The Capital Weather Gang has an entry today in the Washington Post, “Pressure cooker! Washington, D.C. matches record high pressure reading in heat wave”. The value of 5,990 meters has been matched 3 times since 1962.
This value is a pressure measurement, but is not the same as the barometric pressure value you hear on the weather report. It is a record high 500mb geopotential height.
The 500mb refers to an altitude of 18,000 feet. The geopotential height refers to the altitude you need to go to obtain the standard (average pressure) at 18,000 feet. When the air is hot (as it is now in this region of the country), it expands… you have to go higher to get a barometric pressure reading at the average level. Conversely, when it is cold, the air contracts, and you have to go lower to get the average pressure level. Hence, the geopotential height is in meters, an altitude scale.
So this height is clearly correlated to the average temperature in the column of air from the surface up to 18,000 feet. This concept is actually far more useful to meteorologists than surface pressure.
When the geopotential height is low, then the air above you is compressed. If there are toxins in that air (such as radionuclides), compressing the air column will increase the concentration of toxins in the air you are breathing. Also, there is a counterclockwise rotation around 500mb lows (in the northern hemisphere), and this tends to accumulate material into it. Think of the drain in your bathtub, and how it accumulates hair and other debris as it goes down. So specific radioactivity in the air goes up in these situations (see Miyake et al).

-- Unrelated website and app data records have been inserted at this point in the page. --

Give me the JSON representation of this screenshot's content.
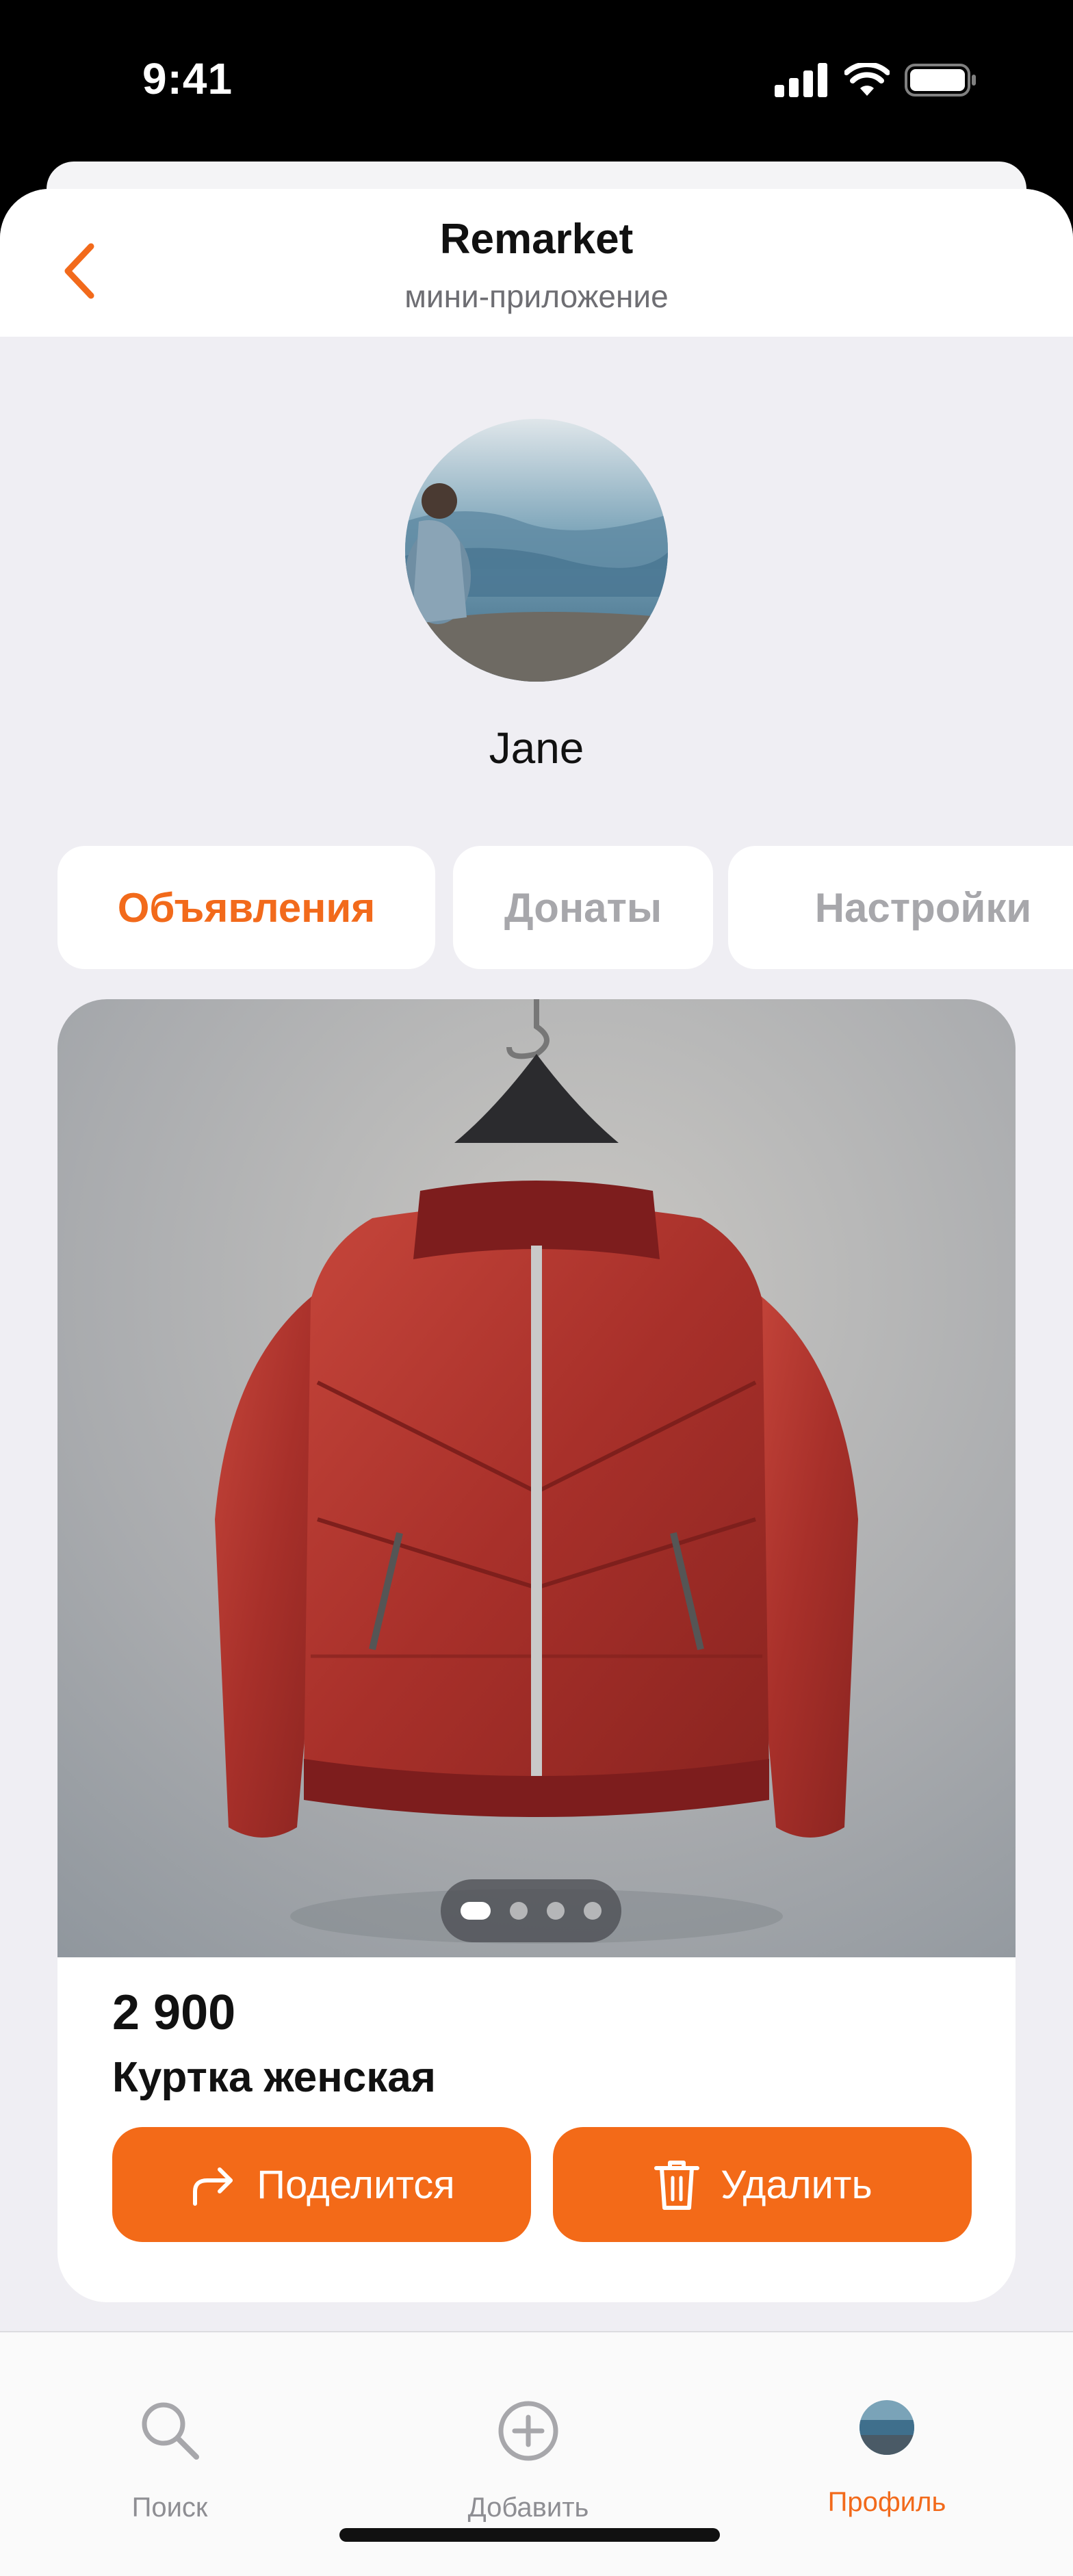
{
  "status_bar": {
    "time": "9:41"
  },
  "header": {
    "title": "Remarket",
    "subtitle": "мини-приложение",
    "back_icon": "chevron-left-icon"
  },
  "profile": {
    "name": "Jane"
  },
  "tabs": [
    {
      "label": "Объявления",
      "active": true
    },
    {
      "label": "Донаты",
      "active": false
    },
    {
      "label": "Настройки",
      "active": false
    }
  ],
  "listing": {
    "image_slides": 4,
    "active_slide": 1,
    "price": "2 900",
    "title": "Куртка женская",
    "share_label": "Поделится",
    "delete_label": "Удалить"
  },
  "tabbar": {
    "items": [
      {
        "label": "Поиск",
        "icon": "search-icon",
        "active": false
      },
      {
        "label": "Добавить",
        "icon": "add-circle-icon",
        "active": false
      },
      {
        "label": "Профиль",
        "icon": "avatar-icon",
        "active": true
      }
    ]
  },
  "colors": {
    "accent": "#f36a18",
    "background": "#efeef3",
    "inactive": "#a7a7ab"
  }
}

When the geopotential height is high, then the air above you is expanded. Therefore, the concentration of toxins is decreased. However, there are a couple of other factors involved. High pressure brings subsidence, that is, air from the jet stream level is transported down. This raises radioactivity levels if (as now) there are high concentrations of radionuclides at this higher altitude. Also, this weather pattern favors temperature inversions, in which local pollutants are trapped, and there is little wind to blow them away. People living near nuclear power plants will experience higher radiation during this weather pattern.

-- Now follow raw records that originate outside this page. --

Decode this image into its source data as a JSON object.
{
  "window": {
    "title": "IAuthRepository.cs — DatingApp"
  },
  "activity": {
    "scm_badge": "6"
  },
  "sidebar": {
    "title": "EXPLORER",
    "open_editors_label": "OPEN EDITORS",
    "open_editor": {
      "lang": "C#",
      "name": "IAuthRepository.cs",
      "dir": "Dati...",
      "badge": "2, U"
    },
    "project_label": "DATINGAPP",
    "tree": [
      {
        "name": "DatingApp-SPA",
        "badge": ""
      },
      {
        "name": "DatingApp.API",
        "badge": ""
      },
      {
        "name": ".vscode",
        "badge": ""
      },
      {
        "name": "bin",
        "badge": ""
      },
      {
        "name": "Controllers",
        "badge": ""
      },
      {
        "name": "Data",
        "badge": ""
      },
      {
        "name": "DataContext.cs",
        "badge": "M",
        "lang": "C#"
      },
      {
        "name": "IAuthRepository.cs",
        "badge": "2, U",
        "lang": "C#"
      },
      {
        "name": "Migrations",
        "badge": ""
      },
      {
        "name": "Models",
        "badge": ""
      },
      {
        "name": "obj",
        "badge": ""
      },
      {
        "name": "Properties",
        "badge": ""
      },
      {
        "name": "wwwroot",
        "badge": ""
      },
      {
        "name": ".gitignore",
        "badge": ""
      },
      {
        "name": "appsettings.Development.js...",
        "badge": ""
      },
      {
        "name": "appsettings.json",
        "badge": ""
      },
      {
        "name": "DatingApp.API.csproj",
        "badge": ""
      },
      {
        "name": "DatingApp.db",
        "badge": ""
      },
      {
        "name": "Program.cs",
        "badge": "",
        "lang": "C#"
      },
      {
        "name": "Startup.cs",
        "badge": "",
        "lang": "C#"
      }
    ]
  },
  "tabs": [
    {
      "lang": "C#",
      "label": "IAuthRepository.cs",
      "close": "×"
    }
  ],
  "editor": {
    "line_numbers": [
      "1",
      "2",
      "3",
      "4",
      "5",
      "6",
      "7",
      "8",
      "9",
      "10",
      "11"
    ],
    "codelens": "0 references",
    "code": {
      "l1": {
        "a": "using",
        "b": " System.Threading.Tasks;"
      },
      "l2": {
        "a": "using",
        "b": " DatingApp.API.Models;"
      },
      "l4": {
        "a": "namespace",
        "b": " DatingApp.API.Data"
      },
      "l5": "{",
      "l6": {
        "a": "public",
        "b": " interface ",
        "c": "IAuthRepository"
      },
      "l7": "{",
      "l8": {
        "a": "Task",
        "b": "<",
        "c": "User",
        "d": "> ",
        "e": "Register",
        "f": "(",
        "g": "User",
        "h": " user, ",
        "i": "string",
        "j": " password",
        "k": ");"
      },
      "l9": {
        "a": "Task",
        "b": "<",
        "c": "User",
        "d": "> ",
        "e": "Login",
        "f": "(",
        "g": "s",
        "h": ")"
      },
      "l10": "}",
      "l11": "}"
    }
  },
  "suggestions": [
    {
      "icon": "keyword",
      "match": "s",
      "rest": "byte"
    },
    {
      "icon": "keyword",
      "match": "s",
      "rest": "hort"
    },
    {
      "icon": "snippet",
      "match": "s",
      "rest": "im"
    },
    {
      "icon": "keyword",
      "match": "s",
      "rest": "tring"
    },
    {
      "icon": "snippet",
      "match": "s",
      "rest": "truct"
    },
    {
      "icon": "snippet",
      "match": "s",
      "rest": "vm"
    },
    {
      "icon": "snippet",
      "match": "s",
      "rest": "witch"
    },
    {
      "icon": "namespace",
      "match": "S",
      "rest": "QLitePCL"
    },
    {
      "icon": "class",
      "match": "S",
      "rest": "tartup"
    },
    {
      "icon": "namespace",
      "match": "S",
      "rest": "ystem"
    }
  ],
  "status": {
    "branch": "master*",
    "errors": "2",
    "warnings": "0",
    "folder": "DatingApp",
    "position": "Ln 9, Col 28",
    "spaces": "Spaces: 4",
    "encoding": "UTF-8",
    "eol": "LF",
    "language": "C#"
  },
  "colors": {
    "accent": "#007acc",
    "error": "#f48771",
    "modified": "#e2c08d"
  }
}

The recent releases from Fukushima Daiichi linger at a lower altitude than the old stuff in the jet stream that has blowing around the earth the past two years. Consider this: when the radioactive toxins rise through the air, they have a hard time getting on the faster wind track which is higher above. Think of those moving sidewalks at airports. Stepping from a slow one to a fast one takes time and effort. So it might take several months for the radionuclides to step up into the jet stream level.

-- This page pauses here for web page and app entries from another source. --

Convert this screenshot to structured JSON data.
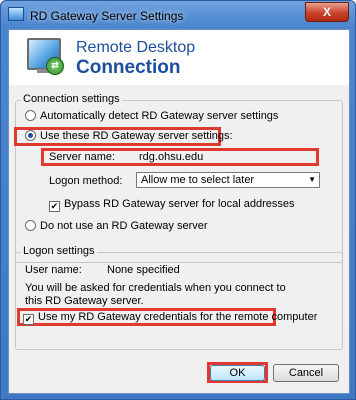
{
  "window": {
    "title": "RD Gateway Server Settings",
    "close_label": "X"
  },
  "banner": {
    "line1": "Remote Desktop",
    "line2": "Connection"
  },
  "connection_settings": {
    "title": "Connection settings",
    "auto_detect_label": "Automatically detect RD Gateway server settings",
    "use_these_label": "Use these RD Gateway server settings:",
    "server_name_label": "Server name:",
    "server_name_value": "rdg.ohsu.edu",
    "logon_method_label": "Logon method:",
    "logon_method_value": "Allow me to select later",
    "bypass_label": "Bypass RD Gateway server for local addresses",
    "do_not_use_label": "Do not use an RD Gateway server"
  },
  "logon_settings": {
    "title": "Logon settings",
    "user_name_label": "User name:",
    "user_name_value": "None specified",
    "credentials_note": "You will be asked for credentials when you connect to this RD Gateway server.",
    "use_credentials_label": "Use my RD Gateway credentials for the remote computer"
  },
  "buttons": {
    "ok": "OK",
    "cancel": "Cancel"
  },
  "colors": {
    "highlight": "#e0392f",
    "title_bar": "#4c86cf"
  }
}
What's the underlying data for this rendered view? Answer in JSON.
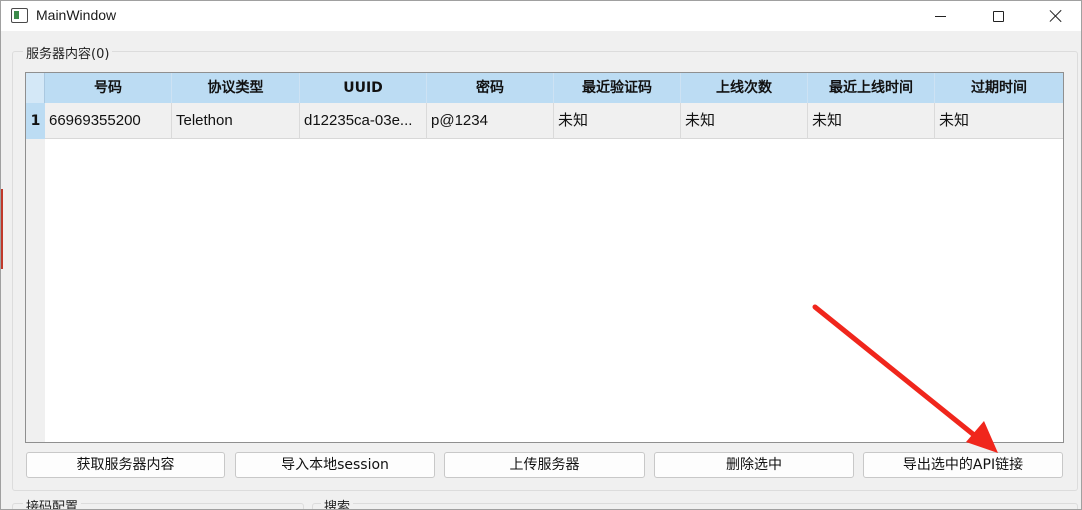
{
  "window": {
    "title": "MainWindow"
  },
  "server_group": {
    "title": "服务器内容(0)"
  },
  "table": {
    "columns": [
      "号码",
      "协议类型",
      "UUID",
      "密码",
      "最近验证码",
      "上线次数",
      "最近上线时间",
      "过期时间"
    ],
    "rows": [
      {
        "index": "1",
        "cells": [
          "66969355200",
          "Telethon",
          "d12235ca-03e...",
          "p@1234",
          "未知",
          "未知",
          "未知",
          "未知"
        ]
      }
    ]
  },
  "buttons": {
    "fetch": "获取服务器内容",
    "import": "导入本地session",
    "upload": "上传服务器",
    "delete": "删除选中",
    "export": "导出选中的API链接"
  },
  "bottom_groups": {
    "code_config": "接码配置",
    "search": "搜索"
  },
  "colors": {
    "header_bg": "#bcdcf3",
    "annotation_arrow": "#f0261c"
  }
}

Personally, this weather pattern in the DC area is an improvement. The past two days are the first time in weeks that my thyroid has NOT been bothering me. Any radioactive iodine coming down from the jet stream level has already decayed some time ago. So, I am getting a much-needed break, even though it is miserably hot and humid outside.